News Release

Iran Deal Myths: Sanctions

Iranian Foreign Minister Javad Zarif (@JZarif) — in a clear rebuff to U.S. government officials’ claims about when sanctions would be lifted on Iran — has tweeted the following since the nuclear agreement was announced on Thursday:

* “The solutions are good for all, as they stand. There is no need to spin using ‘fact sheets’ so early on.”

* “Iran/5+1 Statement: ‘US will cease the application of ALL nuclear-related secondary economic and financial sanctions.’ Is this gradual?”

* “Iran/P5+1 Statement: ‘The EU will TERMINATE the implementation of ALL nuclear-related economic and financial sanctions’. How about this?”

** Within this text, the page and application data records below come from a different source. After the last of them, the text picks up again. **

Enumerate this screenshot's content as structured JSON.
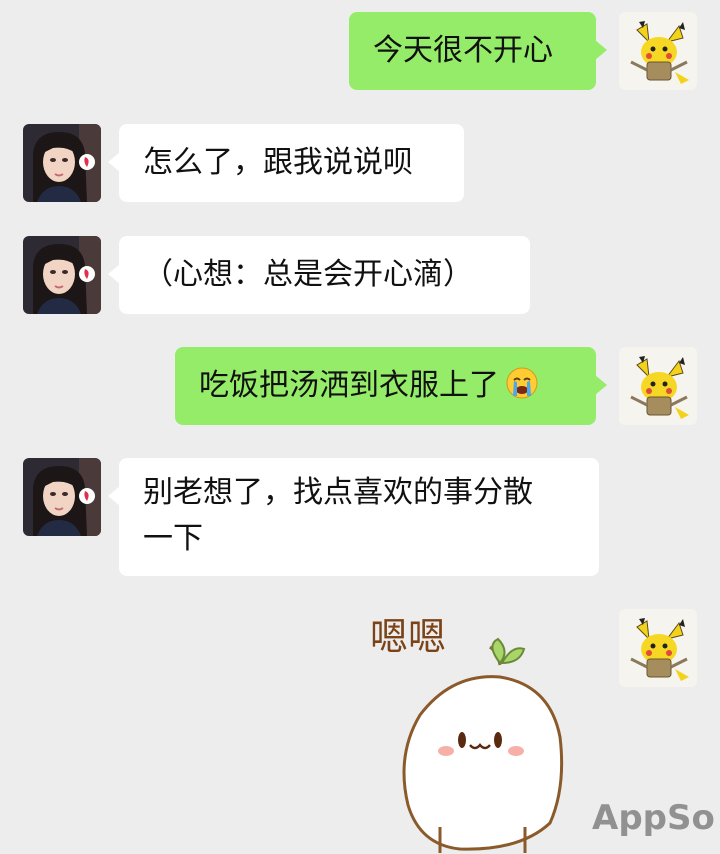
{
  "messages": [
    {
      "sender": "me",
      "text": "今天很不开心"
    },
    {
      "sender": "contact",
      "text": "怎么了，跟我说说呗"
    },
    {
      "sender": "contact",
      "text": "（心想：总是会开心滴）"
    },
    {
      "sender": "me",
      "text": "吃饭把汤洒到衣服上了",
      "emoji": "crying-face-icon"
    },
    {
      "sender": "contact",
      "text_line1": "别老想了，找点喜欢的事分散",
      "text_line2": "一下"
    },
    {
      "sender": "me",
      "sticker": {
        "caption": "嗯嗯"
      }
    }
  ],
  "watermark": "AppSo",
  "colors": {
    "background": "#ededed",
    "my_bubble": "#95ec69",
    "contact_bubble": "#ffffff",
    "text": "#111111",
    "watermark": "#8a8a8a"
  }
}
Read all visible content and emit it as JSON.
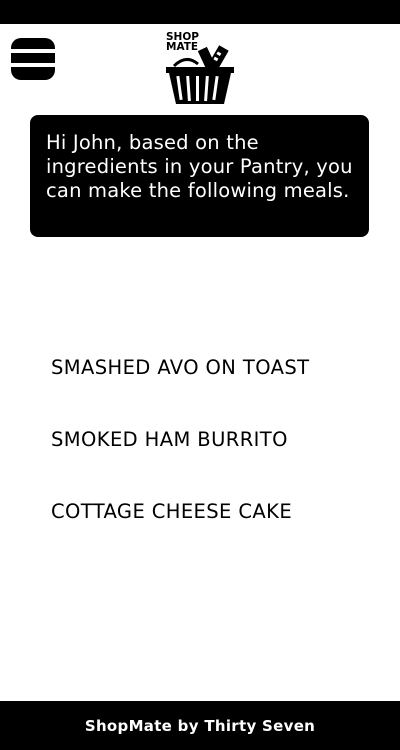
{
  "app": {
    "logo_line1": "SHOP",
    "logo_line2": "MATE"
  },
  "header": {
    "menu_icon": "hamburger-menu-icon",
    "logo_icon": "shopping-basket-icon"
  },
  "message": {
    "text": "Hi John, based on the ingredients in your Pantry, you can make the following meals."
  },
  "meals": [
    {
      "label": "SMASHED AVO ON TOAST"
    },
    {
      "label": "SMOKED HAM BURRITO"
    },
    {
      "label": "COTTAGE CHEESE CAKE"
    }
  ],
  "footer": {
    "text": "ShopMate by Thirty Seven"
  },
  "colors": {
    "background": "#ffffff",
    "primary": "#000000",
    "on_primary": "#ffffff"
  }
}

Seyed Hossein Mousavian, a former Iranian negotiator who is now at Princeton University, said on “Democracy Now!” this morning disputed the often-repeated notion that the sanctions compelled the Iranian side to accept the agreement. In fact, he states, the Iranian side had put forward such a framework in 2003, but it was rejected. He also dismissed much-covered Israeli objections, since Israel has a massive nuclear weapons arsenal, refuses to allow any inspections and sign the Nuclear Nonproliferation Treaty.

REESE ERLICH, rerlich at pacbell.net, @reeseerlich
Foreign correspondent Erlich’s books include The Iran Agenda: The Real Story of U.S. Policy and the Middle East Crisis. He recently wrote the piece “Lifting U.S. sanctions to Iran’s satisfaction won’t be easy” for Global Post. In 2013, he wrote the piece “Iranians say U.S. sanctions hit wrong target.”

GARETH PORTER, porter.gareth50 at gmail.com, @GarethPorter
Porter is an investigative journalist and author of Manufactured Crisis: The Untold Story of the Iran Nuclear Scare. He recently wrote the piece “Iran demands lifting of sanctions for ‘irreversible’ moves, says insider” for Middle East Eye.

Porter said today: “The final hours of the negotiations on the historic deal reached Thursday were marked by ‘brinksmanship’ by both sides, according to U.S. diplomat, seeking to convince the other side that there would be no deal unless the other side gave way on two remaining key issues: R&D on advanced centrifuges and the modalities of lifting sanctions.

“In the end the negotiators resorted to compromise language that either left the issue to be resolved in later negotiations or achieved a compromise that leans toward the Iranian demand.”